Records provided section start
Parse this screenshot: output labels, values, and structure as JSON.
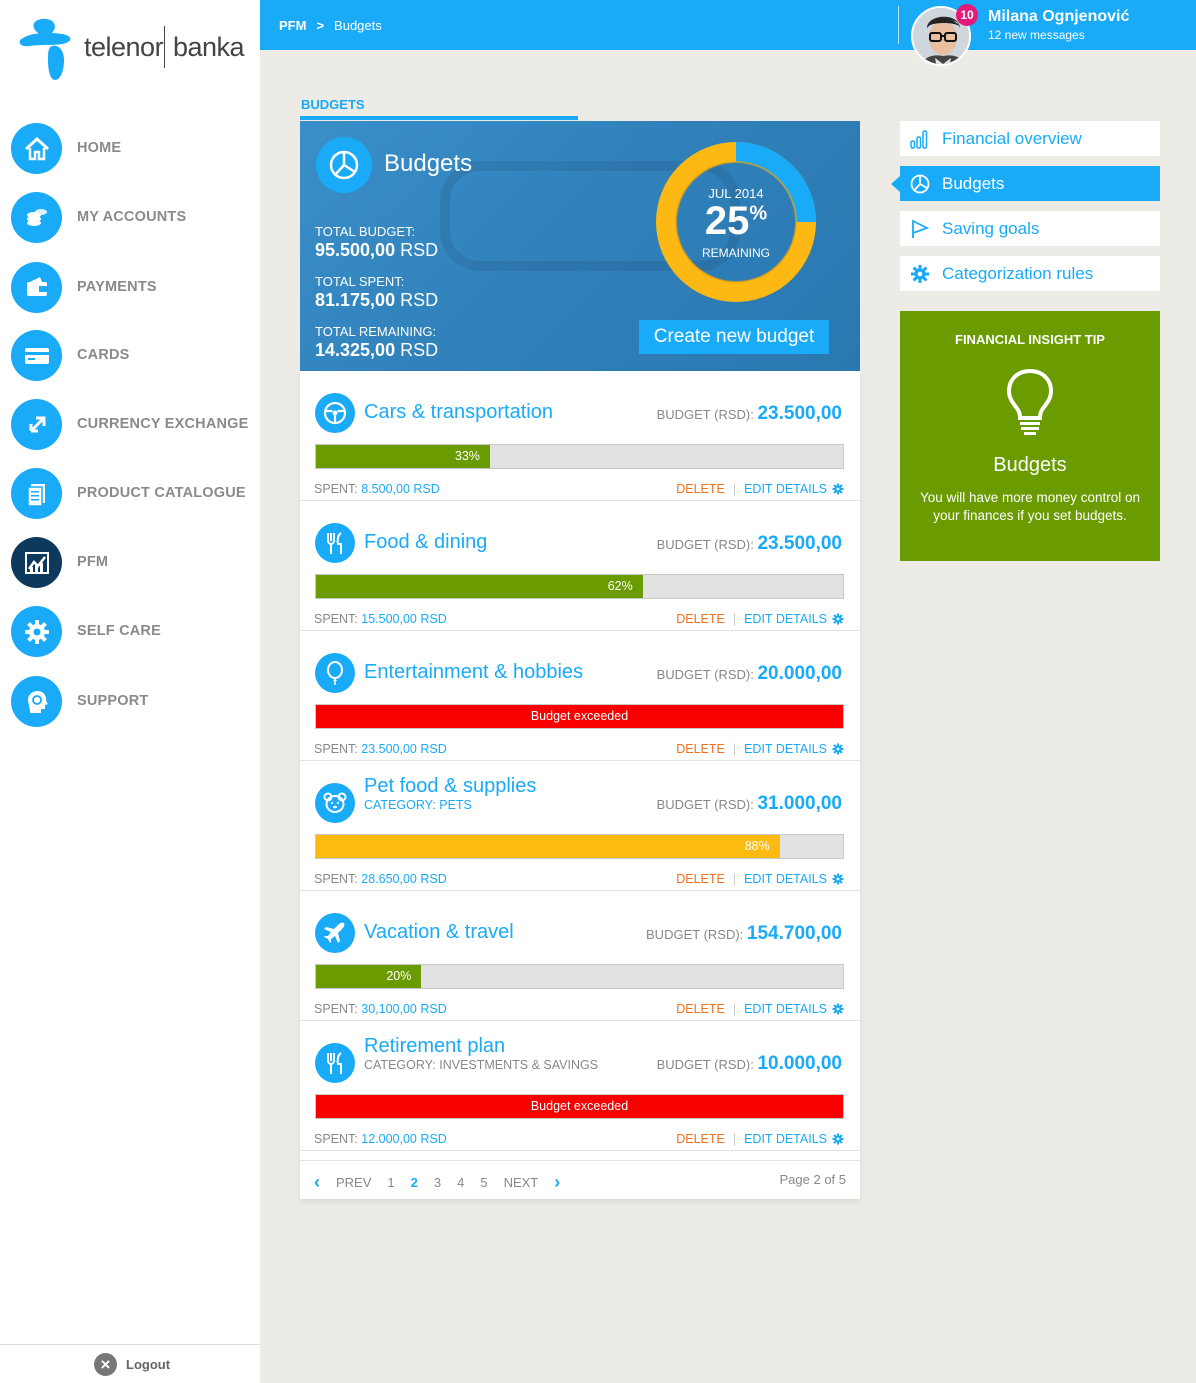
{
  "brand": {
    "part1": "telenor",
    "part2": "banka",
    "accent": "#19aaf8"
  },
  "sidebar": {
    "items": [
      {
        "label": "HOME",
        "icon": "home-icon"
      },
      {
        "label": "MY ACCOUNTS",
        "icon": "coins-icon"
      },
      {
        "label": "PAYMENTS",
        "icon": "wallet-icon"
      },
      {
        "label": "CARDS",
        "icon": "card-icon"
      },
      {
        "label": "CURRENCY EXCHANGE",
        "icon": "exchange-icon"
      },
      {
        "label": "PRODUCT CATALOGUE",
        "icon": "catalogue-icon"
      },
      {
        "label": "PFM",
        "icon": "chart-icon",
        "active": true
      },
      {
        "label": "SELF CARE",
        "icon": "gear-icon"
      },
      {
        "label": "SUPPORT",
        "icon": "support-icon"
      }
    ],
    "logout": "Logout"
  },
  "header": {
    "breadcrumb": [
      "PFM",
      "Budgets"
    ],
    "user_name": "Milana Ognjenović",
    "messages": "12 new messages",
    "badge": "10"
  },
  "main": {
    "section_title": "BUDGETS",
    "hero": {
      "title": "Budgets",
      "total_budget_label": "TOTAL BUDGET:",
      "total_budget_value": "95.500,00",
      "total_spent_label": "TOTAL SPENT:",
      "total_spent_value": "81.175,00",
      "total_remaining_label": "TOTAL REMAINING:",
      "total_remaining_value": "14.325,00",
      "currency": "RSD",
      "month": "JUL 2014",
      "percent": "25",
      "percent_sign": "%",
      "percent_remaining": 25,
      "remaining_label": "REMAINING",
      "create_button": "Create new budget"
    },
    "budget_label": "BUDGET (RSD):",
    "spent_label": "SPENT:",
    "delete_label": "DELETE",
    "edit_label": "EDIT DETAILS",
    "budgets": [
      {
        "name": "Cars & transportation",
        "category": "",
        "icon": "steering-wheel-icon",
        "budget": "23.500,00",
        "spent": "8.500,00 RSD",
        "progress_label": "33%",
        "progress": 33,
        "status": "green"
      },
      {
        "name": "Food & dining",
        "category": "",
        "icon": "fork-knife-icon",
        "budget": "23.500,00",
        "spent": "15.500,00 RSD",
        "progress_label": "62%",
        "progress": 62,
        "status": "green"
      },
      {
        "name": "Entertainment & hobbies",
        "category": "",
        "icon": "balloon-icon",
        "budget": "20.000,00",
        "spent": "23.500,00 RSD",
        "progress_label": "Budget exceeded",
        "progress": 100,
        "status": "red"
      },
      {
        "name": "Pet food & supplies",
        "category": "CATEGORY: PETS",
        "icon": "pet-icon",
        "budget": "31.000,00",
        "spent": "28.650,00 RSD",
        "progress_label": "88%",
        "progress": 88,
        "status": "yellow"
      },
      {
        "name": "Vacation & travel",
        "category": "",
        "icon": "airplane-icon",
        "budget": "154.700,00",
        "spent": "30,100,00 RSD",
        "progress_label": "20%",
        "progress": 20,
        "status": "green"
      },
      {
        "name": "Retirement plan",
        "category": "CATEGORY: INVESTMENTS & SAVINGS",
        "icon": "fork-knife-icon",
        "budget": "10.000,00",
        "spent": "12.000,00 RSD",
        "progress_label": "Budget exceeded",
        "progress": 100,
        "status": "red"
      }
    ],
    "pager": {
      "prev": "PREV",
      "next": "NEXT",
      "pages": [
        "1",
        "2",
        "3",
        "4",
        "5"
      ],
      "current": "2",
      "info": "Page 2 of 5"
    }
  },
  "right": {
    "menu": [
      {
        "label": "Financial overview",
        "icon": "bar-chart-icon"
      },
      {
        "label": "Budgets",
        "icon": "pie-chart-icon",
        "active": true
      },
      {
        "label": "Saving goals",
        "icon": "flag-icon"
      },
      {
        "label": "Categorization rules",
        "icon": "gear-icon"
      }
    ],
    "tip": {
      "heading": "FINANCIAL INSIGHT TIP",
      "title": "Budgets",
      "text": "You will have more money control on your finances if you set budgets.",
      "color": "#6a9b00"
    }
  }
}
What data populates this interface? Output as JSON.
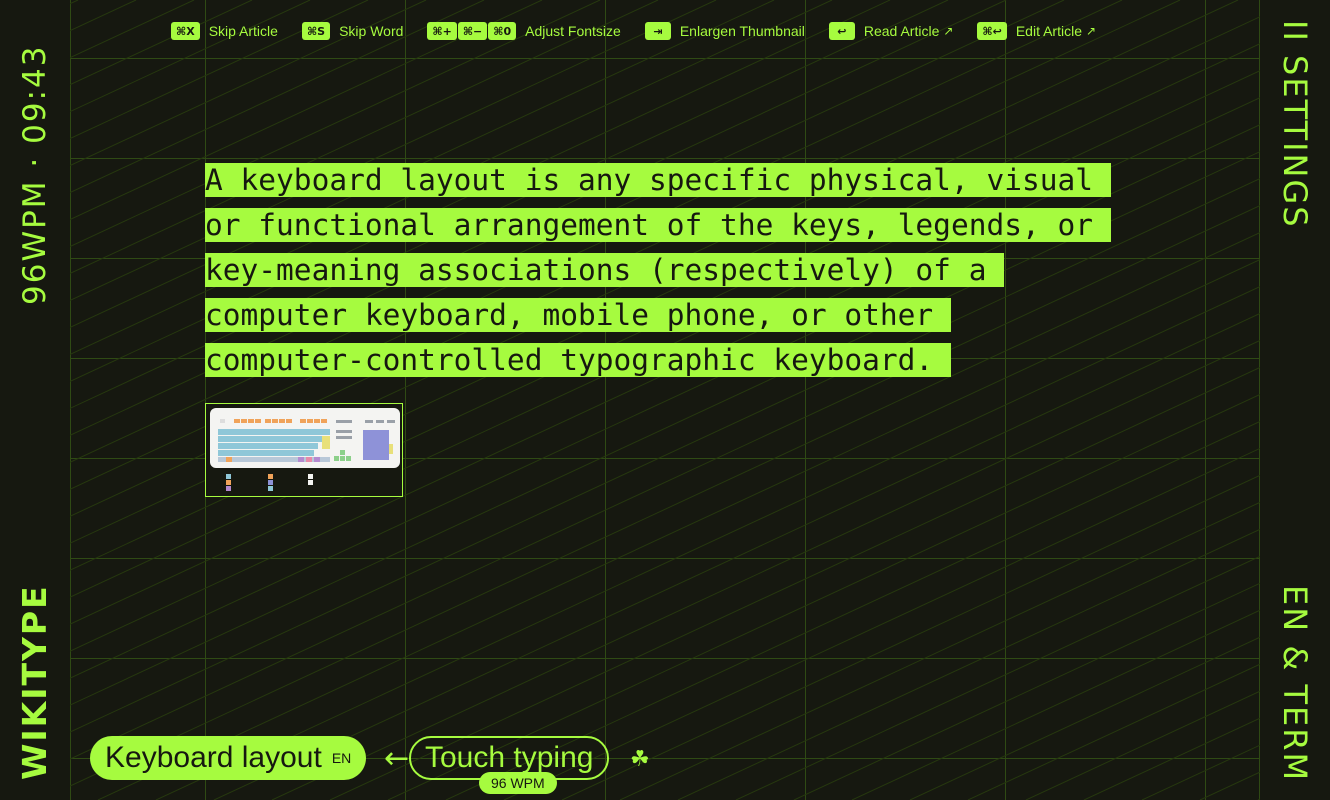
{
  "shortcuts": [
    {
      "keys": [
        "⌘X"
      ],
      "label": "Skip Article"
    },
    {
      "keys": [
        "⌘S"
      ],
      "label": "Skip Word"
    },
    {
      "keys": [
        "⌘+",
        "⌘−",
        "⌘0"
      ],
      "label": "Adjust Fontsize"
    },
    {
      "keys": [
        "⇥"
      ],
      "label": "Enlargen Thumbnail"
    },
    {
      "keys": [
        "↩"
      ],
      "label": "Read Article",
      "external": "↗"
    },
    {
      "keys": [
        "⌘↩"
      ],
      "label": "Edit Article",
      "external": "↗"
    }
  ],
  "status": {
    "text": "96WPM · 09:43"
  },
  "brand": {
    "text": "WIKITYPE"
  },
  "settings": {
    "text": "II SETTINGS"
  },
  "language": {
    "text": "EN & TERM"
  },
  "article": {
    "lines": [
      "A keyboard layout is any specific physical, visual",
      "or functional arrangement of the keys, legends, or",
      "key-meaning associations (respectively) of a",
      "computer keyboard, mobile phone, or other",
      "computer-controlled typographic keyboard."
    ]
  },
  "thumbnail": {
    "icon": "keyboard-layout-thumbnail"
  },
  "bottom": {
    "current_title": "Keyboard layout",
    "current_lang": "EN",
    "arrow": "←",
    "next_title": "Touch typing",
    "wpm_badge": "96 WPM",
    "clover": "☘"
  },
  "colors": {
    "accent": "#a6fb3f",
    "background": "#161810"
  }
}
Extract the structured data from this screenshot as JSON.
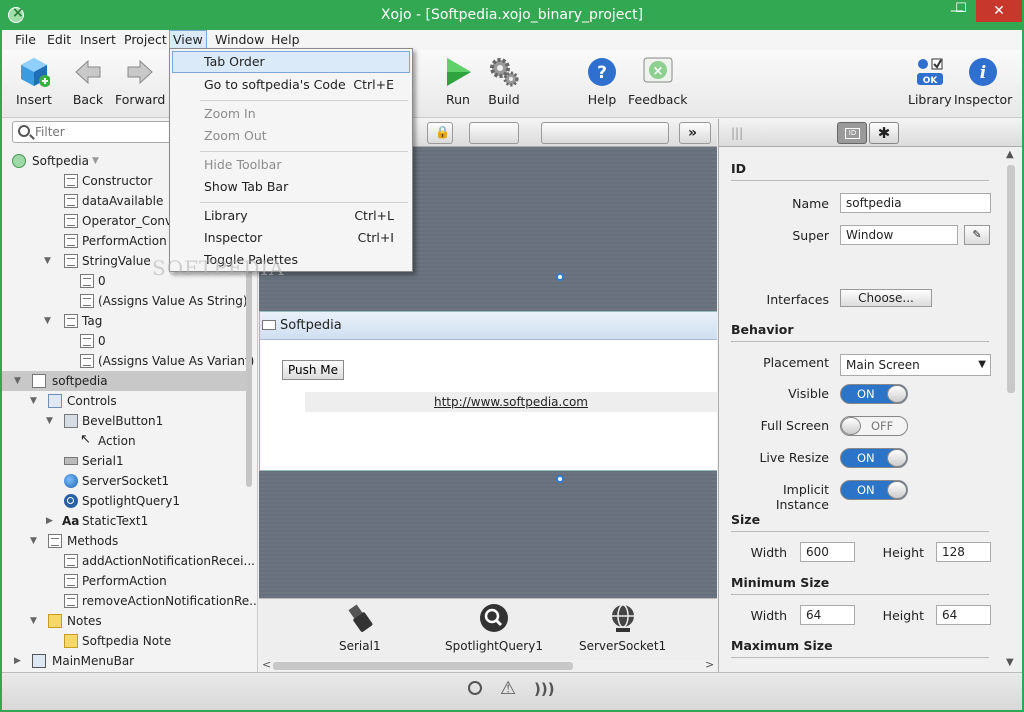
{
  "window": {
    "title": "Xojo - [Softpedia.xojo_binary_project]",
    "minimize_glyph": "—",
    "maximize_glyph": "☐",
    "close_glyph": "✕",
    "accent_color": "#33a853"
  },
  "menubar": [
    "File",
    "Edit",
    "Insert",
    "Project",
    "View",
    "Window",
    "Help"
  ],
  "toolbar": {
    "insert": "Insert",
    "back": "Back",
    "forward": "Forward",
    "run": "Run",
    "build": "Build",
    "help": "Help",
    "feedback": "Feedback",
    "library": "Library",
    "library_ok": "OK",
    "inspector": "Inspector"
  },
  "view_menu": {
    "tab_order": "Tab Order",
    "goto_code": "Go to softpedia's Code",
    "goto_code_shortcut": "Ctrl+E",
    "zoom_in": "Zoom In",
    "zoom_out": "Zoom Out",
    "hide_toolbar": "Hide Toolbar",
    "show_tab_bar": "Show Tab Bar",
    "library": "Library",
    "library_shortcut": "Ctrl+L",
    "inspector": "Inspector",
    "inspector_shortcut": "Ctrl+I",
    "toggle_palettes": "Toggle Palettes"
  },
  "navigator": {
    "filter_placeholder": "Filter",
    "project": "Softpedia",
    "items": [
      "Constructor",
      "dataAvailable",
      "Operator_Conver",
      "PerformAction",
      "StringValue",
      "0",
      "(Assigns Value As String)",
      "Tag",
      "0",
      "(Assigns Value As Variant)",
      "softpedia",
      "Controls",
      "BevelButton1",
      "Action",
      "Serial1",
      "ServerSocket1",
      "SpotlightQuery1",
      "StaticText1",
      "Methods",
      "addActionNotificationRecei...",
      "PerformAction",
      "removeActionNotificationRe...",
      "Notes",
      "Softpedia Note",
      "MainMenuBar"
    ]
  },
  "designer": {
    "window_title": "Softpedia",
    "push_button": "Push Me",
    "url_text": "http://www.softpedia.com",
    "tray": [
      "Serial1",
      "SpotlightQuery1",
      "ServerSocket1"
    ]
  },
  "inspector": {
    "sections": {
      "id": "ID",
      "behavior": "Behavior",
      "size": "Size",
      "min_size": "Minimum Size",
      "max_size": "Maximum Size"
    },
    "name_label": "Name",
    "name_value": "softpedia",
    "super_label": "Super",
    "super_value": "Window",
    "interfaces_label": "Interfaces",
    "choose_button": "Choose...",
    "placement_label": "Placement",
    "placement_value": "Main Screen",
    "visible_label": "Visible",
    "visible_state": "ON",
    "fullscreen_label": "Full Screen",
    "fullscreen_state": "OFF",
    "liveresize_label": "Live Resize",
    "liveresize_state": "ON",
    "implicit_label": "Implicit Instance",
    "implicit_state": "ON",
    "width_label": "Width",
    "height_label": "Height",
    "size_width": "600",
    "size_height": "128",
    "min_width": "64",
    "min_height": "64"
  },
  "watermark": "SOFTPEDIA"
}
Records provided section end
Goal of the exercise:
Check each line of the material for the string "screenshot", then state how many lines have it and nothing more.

Solution to this task:
2